*BRIEF*
Should any entry seem unclear, still set it down exactly as given, along with all the others.
#####
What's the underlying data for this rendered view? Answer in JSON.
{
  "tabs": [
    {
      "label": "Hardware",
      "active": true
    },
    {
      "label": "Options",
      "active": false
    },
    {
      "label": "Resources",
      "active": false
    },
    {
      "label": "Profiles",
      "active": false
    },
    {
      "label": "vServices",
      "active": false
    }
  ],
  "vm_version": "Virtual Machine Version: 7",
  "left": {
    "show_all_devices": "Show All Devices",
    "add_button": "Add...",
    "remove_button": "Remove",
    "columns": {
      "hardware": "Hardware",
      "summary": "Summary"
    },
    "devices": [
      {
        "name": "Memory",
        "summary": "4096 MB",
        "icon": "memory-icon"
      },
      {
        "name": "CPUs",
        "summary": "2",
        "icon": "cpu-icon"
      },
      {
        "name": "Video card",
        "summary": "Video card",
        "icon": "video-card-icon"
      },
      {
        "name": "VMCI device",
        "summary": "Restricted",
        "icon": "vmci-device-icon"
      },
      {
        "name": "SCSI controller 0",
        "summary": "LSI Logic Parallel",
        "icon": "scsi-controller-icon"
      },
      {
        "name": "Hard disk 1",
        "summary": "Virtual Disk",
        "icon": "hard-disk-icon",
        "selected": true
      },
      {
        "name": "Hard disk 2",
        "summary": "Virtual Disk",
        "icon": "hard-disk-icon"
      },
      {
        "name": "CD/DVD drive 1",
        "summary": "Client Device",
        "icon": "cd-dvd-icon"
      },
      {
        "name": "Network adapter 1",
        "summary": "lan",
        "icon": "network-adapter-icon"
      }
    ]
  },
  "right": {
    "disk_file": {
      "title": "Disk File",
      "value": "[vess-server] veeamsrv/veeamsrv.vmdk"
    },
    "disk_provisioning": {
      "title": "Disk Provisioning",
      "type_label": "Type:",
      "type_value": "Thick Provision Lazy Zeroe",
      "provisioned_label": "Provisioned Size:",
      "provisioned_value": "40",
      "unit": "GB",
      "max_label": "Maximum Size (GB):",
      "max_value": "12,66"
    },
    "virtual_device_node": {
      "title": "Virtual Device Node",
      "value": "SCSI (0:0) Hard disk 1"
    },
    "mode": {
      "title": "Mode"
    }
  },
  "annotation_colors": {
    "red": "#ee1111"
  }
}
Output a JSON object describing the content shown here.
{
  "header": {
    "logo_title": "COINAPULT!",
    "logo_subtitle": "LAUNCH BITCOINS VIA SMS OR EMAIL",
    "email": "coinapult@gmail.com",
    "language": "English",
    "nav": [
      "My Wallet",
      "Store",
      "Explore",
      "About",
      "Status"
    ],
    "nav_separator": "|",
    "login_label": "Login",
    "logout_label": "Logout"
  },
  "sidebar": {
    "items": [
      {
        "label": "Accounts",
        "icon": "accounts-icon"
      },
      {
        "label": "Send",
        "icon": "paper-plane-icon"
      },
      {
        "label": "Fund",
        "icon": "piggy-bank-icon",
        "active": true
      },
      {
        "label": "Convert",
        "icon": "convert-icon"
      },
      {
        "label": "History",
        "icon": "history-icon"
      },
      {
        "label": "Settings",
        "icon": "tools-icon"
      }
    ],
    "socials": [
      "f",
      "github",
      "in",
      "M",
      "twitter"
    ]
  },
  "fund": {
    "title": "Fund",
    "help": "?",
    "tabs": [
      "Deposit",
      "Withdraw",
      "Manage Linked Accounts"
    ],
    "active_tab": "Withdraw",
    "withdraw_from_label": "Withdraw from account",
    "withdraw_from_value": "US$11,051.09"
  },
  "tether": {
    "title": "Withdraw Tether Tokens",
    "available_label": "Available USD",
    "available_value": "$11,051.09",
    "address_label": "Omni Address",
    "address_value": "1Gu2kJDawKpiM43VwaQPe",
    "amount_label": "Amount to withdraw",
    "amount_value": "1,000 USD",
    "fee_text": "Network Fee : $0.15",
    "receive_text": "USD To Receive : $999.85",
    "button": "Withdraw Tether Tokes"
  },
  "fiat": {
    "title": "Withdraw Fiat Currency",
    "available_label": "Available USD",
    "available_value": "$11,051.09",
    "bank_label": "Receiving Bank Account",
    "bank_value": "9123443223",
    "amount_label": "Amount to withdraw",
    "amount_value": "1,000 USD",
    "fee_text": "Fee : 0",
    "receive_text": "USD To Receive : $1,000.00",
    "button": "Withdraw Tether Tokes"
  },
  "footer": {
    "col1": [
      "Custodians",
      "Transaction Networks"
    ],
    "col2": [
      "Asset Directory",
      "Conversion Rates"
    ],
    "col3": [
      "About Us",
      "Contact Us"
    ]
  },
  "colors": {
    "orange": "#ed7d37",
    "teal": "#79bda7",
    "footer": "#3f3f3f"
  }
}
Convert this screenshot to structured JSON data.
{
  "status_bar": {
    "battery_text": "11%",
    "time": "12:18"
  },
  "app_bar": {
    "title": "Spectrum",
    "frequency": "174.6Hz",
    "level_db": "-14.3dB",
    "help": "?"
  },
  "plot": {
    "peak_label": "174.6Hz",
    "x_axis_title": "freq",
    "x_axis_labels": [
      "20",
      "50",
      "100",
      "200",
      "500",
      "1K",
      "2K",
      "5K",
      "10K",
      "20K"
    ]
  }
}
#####
*OUTPUT BELOW*
What's the underlying data for this rendered view? Answer in JSON.
{
  "tabs": [
    {
      "label": "Hardware",
      "active": true
    },
    {
      "label": "Options",
      "active": false
    },
    {
      "label": "Resources",
      "active": false
    },
    {
      "label": "Profiles",
      "active": false
    },
    {
      "label": "vServices",
      "active": false
    }
  ],
  "vm_version": "Virtual Machine Version: 7",
  "left": {
    "show_all_devices": "Show All Devices",
    "add_button": "Add...",
    "remove_button": "Remove",
    "columns": {
      "hardware": "Hardware",
      "summary": "Summary"
    },
    "devices": [
      {
        "name": "Memory",
        "summary": "4096 MB",
        "icon": "memory-icon"
      },
      {
        "name": "CPUs",
        "summary": "2",
        "icon": "cpu-icon"
      },
      {
        "name": "Video card",
        "summary": "Video card",
        "icon": "video-card-icon"
      },
      {
        "name": "VMCI device",
        "summary": "Restricted",
        "icon": "vmci-device-icon"
      },
      {
        "name": "SCSI controller 0",
        "summary": "LSI Logic Parallel",
        "icon": "scsi-controller-icon"
      },
      {
        "name": "Hard disk 1",
        "summary": "Virtual Disk",
        "icon": "hard-disk-icon",
        "selected": true
      },
      {
        "name": "Hard disk 2",
        "summary": "Virtual Disk",
        "icon": "hard-disk-icon"
      },
      {
        "name": "CD/DVD drive 1",
        "summary": "Client Device",
        "icon": "cd-dvd-icon"
      },
      {
        "name": "Network adapter 1",
        "summary": "lan",
        "icon": "network-adapter-icon"
      }
    ]
  },
  "right": {
    "disk_file": {
      "title": "Disk File",
      "value": "[vess-server] veeamsrv/veeamsrv.vmdk"
    },
    "disk_provisioning": {
      "title": "Disk Provisioning",
      "type_label": "Type:",
      "type_value": "Thick Provision Lazy Zeroe",
      "provisioned_label": "Provisioned Size:",
      "provisioned_value": "40",
      "unit": "GB",
      "max_label": "Maximum Size (GB):",
      "max_value": "12,66"
    },
    "virtual_device_node": {
      "title": "Virtual Device Node",
      "value": "SCSI (0:0) Hard disk 1"
    },
    "mode": {
      "title": "Mode"
    }
  },
  "annotation_colors": {
    "red": "#ee1111"
  }
}
Output a JSON object describing the content shown here.
{
  "header": {
    "logo_title": "COINAPULT!",
    "logo_subtitle": "LAUNCH BITCOINS VIA SMS OR EMAIL",
    "email": "coinapult@gmail.com",
    "language": "English",
    "nav": [
      "My Wallet",
      "Store",
      "Explore",
      "About",
      "Status"
    ],
    "nav_separator": "|",
    "login_label": "Login",
    "logout_label": "Logout"
  },
  "sidebar": {
    "items": [
      {
        "label": "Accounts",
        "icon": "accounts-icon"
      },
      {
        "label": "Send",
        "icon": "paper-plane-icon"
      },
      {
        "label": "Fund",
        "icon": "piggy-bank-icon",
        "active": true
      },
      {
        "label": "Convert",
        "icon": "convert-icon"
      },
      {
        "label": "History",
        "icon": "history-icon"
      },
      {
        "label": "Settings",
        "icon": "tools-icon"
      }
    ],
    "socials": [
      "f",
      "github",
      "in",
      "M",
      "twitter"
    ]
  },
  "fund": {
    "title": "Fund",
    "help": "?",
    "tabs": [
      "Deposit",
      "Withdraw",
      "Manage Linked Accounts"
    ],
    "active_tab": "Withdraw",
    "withdraw_from_label": "Withdraw from account",
    "withdraw_from_value": "US$11,051.09"
  },
  "tether": {
    "title": "Withdraw Tether Tokens",
    "available_label": "Available USD",
    "available_value": "$11,051.09",
    "address_label": "Omni Address",
    "address_value": "1Gu2kJDawKpiM43VwaQPe",
    "amount_label": "Amount to withdraw",
    "amount_value": "1,000 USD",
    "fee_text": "Network Fee : $0.15",
    "receive_text": "USD To Receive : $999.85",
    "button": "Withdraw Tether Tokes"
  },
  "fiat": {
    "title": "Withdraw Fiat Currency",
    "available_label": "Available USD",
    "available_value": "$11,051.09",
    "bank_label": "Receiving Bank Account",
    "bank_value": "9123443223",
    "amount_label": "Amount to withdraw",
    "amount_value": "1,000 USD",
    "fee_text": "Fee : 0",
    "receive_text": "USD To Receive : $1,000.00",
    "button": "Withdraw Tether Tokes"
  },
  "footer": {
    "col1": [
      "Custodians",
      "Transaction Networks"
    ],
    "col2": [
      "Asset Directory",
      "Conversion Rates"
    ],
    "col3": [
      "About Us",
      "Contact Us"
    ]
  },
  "colors": {
    "orange": "#ed7d37",
    "teal": "#79bda7",
    "footer": "#3f3f3f"
  }
}
Convert this screenshot to structured JSON data.
{
  "status_bar": {
    "battery_text": "11%",
    "time": "12:18"
  },
  "app_bar": {
    "title": "Spectrum",
    "frequency": "174.6Hz",
    "level_db": "-14.3dB",
    "help": "?"
  },
  "plot": {
    "peak_label": "174.6Hz",
    "x_axis_title": "freq",
    "x_axis_labels": [
      "20",
      "50",
      "100",
      "200",
      "500",
      "1K",
      "2K",
      "5K",
      "10K",
      "20K"
    ]
  }
}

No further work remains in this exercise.